During the final fight of the movie, Peni Parker had to say goodbye to her robotic companion in a truly tragic moment. However, looking back on it, it didn't make much sense. The robot, referred to as SP//dr, wasn't actually a robot. Instead, it was a mechanical, robotic suit that was controlled by Peni's spider companion, who was actually named SP//dr.
After the robotic suit shut down, SP//dr himself climbed out unscathed, making the entire scene feel quite pointless. Peni wasn't mourning the loss of a robot or the loss of her friend - instead, she was mourning the loss of a suit, which she presumably had more of back in her universe. This would be like Tony Stark crying over the loss of one of his many Iron Man suits.
Not long before the climax of the movie, Miles and his Spider-Man companions were in his high school dorm room when Miles' roommate walked in. The Spider-heroes tried their best to hide, but were quite unsuccessful. However, once the roommate saw them and passed out, no one was apparently concerned about him, not even Miles, who was not wearing his mask when the roommate saw him.
When Miles left the dorm room, he didn't even try to clean up the webs that were scattered everywhere in order to try to cover up his identity. While it's fair that Miles did have bigger fish to fry at the time, it still seems a bit too irresponsible for Spider-Man.
When Miles was bitten by a spider rather early on in the movie, it was implied that it had come from the rest of the Spider-Verse, as it twitched when he touched it the same way that the alternate Spider-heroes twitched later in the movie. However, this timeline doesn't exactly add up, as the Spider-Man DNA wasn't added to the nearby Super Collider until some time after Miles was bitten.
While it's possible that this spider had traveled back in time a week, much like Gwen did, this was never explained. A quick cut to the spider travelling through time along with the Spider-heroes would have been a quick, yet fitting, explanation for how the spider ended up there, but instead, the origins of the spider that started the whole adventure remain a mystery.
Right after Peter Parker's life was ended at the hands of Kingpin, Miles promptly returned home in an emotional wreck, hugging both of his parents with obvious sorrow. When they asked Miles what was wrong, he asked his dad if he actually hated Spider-Man. About a minute later, Miles' parents saw on the news that Spider-Man had passed away.
It really wouldn't have been too hard for Jeff or Rio to put two and two together to realize that Miles may have witnessed the passing of Spider-Man, which would have also partially explained his rebellious actions over the past few days.
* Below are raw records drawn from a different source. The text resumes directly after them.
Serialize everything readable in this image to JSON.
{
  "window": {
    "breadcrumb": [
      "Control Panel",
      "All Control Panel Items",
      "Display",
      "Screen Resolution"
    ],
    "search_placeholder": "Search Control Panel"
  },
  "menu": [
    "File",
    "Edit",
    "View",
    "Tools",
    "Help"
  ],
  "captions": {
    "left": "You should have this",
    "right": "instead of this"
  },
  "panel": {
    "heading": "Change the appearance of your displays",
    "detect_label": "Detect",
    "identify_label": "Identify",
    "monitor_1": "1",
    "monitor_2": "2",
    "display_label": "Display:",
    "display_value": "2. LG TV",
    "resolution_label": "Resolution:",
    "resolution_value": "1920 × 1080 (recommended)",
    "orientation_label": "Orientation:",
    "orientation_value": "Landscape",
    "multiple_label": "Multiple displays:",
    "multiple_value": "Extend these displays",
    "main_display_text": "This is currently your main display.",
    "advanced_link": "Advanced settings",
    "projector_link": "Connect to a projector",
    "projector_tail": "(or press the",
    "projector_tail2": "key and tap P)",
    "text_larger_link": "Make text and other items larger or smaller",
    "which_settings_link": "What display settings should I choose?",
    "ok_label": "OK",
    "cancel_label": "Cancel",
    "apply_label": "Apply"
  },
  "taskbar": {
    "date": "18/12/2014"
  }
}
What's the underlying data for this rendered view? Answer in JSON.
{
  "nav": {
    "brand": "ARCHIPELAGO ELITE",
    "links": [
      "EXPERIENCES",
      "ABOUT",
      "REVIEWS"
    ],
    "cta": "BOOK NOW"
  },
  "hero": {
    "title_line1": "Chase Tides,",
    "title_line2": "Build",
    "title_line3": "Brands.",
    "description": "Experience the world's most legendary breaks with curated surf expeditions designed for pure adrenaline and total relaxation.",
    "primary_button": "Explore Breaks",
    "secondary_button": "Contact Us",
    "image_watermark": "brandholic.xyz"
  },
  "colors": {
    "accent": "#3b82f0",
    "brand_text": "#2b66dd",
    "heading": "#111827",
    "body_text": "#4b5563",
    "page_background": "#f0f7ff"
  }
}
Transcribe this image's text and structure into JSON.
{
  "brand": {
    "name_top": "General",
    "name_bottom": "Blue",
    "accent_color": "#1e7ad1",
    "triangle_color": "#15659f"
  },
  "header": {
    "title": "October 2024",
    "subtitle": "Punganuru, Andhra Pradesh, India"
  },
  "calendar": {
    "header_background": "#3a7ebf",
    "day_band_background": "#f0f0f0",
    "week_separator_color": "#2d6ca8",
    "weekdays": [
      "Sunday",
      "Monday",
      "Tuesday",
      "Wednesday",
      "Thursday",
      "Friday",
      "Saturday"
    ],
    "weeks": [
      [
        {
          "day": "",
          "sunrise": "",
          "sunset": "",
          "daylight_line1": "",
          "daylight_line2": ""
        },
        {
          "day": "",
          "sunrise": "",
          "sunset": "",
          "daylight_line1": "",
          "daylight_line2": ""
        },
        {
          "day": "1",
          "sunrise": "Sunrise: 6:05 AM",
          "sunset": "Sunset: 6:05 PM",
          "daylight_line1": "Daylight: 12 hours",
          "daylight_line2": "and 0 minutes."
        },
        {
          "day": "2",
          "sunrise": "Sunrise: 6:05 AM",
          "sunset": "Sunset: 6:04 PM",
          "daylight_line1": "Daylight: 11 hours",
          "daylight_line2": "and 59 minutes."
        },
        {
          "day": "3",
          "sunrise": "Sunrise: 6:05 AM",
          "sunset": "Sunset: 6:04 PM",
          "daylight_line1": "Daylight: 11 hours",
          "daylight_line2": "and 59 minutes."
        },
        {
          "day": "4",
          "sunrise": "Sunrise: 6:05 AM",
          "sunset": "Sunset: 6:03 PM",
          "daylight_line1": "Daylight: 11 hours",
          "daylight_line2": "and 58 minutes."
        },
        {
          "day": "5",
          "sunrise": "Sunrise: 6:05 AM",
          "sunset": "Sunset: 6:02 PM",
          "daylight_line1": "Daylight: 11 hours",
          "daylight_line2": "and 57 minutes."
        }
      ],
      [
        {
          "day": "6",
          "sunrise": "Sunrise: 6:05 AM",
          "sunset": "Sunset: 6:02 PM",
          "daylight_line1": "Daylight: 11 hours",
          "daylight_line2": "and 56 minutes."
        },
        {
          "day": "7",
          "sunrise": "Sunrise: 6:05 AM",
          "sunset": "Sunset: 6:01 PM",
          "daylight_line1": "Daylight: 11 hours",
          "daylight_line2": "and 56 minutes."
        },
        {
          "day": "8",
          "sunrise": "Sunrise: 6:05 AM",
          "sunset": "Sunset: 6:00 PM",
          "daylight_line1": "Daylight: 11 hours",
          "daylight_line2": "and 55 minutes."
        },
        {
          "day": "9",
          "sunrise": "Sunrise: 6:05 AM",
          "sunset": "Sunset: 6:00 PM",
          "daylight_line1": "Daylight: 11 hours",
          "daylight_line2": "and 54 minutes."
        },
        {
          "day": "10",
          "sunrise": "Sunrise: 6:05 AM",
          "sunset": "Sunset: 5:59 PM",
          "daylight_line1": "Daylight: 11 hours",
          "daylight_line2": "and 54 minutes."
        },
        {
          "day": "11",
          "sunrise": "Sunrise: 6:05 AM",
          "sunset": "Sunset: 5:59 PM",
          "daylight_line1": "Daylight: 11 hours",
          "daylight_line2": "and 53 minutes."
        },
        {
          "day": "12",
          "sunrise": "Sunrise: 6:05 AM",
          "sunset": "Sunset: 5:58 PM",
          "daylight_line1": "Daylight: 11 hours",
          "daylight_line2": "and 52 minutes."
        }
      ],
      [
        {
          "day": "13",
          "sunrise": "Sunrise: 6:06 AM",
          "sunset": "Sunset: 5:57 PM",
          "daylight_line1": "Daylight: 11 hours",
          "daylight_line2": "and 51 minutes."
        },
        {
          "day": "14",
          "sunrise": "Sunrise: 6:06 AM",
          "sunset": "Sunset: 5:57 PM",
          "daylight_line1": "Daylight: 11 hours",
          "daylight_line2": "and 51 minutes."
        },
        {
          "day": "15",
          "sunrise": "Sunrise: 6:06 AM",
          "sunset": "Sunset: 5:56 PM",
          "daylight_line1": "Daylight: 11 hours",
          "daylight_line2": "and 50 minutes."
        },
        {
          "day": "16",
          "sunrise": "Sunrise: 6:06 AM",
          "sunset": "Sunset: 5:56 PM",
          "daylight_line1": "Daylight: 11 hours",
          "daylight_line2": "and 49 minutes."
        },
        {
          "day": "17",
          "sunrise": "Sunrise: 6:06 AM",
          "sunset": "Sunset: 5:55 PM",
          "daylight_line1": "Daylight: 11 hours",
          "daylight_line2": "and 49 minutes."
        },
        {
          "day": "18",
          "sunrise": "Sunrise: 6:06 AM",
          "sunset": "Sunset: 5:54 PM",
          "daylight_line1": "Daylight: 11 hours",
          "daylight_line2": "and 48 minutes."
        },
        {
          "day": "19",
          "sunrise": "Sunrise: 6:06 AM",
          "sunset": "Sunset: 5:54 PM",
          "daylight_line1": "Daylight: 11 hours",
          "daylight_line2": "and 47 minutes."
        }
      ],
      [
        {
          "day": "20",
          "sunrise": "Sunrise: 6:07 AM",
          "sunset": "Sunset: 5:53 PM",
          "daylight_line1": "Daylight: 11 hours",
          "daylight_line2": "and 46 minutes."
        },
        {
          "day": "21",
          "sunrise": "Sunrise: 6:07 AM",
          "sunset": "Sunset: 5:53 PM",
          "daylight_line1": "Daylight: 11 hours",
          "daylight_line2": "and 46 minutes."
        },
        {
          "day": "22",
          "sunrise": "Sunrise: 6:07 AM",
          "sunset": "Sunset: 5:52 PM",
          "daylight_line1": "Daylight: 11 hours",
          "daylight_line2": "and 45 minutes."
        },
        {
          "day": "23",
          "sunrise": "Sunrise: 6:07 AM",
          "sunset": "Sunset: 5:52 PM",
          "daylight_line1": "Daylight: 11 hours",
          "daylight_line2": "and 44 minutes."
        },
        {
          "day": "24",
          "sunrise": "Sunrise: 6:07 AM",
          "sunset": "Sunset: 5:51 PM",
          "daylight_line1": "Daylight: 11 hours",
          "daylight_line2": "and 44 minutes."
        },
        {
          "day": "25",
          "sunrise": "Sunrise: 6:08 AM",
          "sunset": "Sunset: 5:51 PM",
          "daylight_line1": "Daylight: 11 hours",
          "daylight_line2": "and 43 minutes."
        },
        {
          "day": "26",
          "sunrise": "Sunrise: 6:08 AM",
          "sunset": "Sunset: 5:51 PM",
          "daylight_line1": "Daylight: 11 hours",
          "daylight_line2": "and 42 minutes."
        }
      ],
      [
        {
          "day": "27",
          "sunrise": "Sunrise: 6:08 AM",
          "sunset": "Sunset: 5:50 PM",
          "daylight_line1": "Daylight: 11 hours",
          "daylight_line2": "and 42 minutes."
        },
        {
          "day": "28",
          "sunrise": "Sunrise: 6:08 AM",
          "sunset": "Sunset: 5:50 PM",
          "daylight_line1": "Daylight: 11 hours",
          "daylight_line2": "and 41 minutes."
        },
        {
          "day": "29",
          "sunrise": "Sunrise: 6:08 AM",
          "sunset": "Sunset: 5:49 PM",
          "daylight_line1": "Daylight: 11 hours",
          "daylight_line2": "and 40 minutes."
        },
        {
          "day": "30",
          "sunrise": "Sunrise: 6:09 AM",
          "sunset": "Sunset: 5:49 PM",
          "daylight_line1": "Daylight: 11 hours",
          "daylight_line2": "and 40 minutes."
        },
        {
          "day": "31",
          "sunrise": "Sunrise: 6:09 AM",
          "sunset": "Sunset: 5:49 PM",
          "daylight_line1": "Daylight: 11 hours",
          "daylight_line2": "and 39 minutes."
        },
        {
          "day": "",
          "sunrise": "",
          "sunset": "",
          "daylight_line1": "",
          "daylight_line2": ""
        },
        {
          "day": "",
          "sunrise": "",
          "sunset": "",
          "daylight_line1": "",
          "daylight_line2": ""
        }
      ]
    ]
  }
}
However, they had essentially no reaction to Miles' questioning about Spider-Man, which feels a bit unrealistic.
The alternate Spider-heroes like Spider-Man Noir and Spider-Gwen would occasionally suffer from twitching, where their bodies became briefly unstable in the universe they were in. This certainly helped to raise the stakes of the movie, but it felt a little too inconsistent at times. The characters would only really twitch when they were already discussing their twitching, or during a high stakes fight when the hero was about to strike a final blow against their enemy or stick the perfect landing.
Outside of these scenarios, the characters rarely ever twitched, making the twitching only serve as a cheap plot device rather than as a consistent aspect of the characters' realities. Showing the characters twitching more often would've helped to make the movie feel a bit more realistic.
Are there any other aspects of Spider-Man: Into The Spider-Verse that make no sense? Let us know in the comments!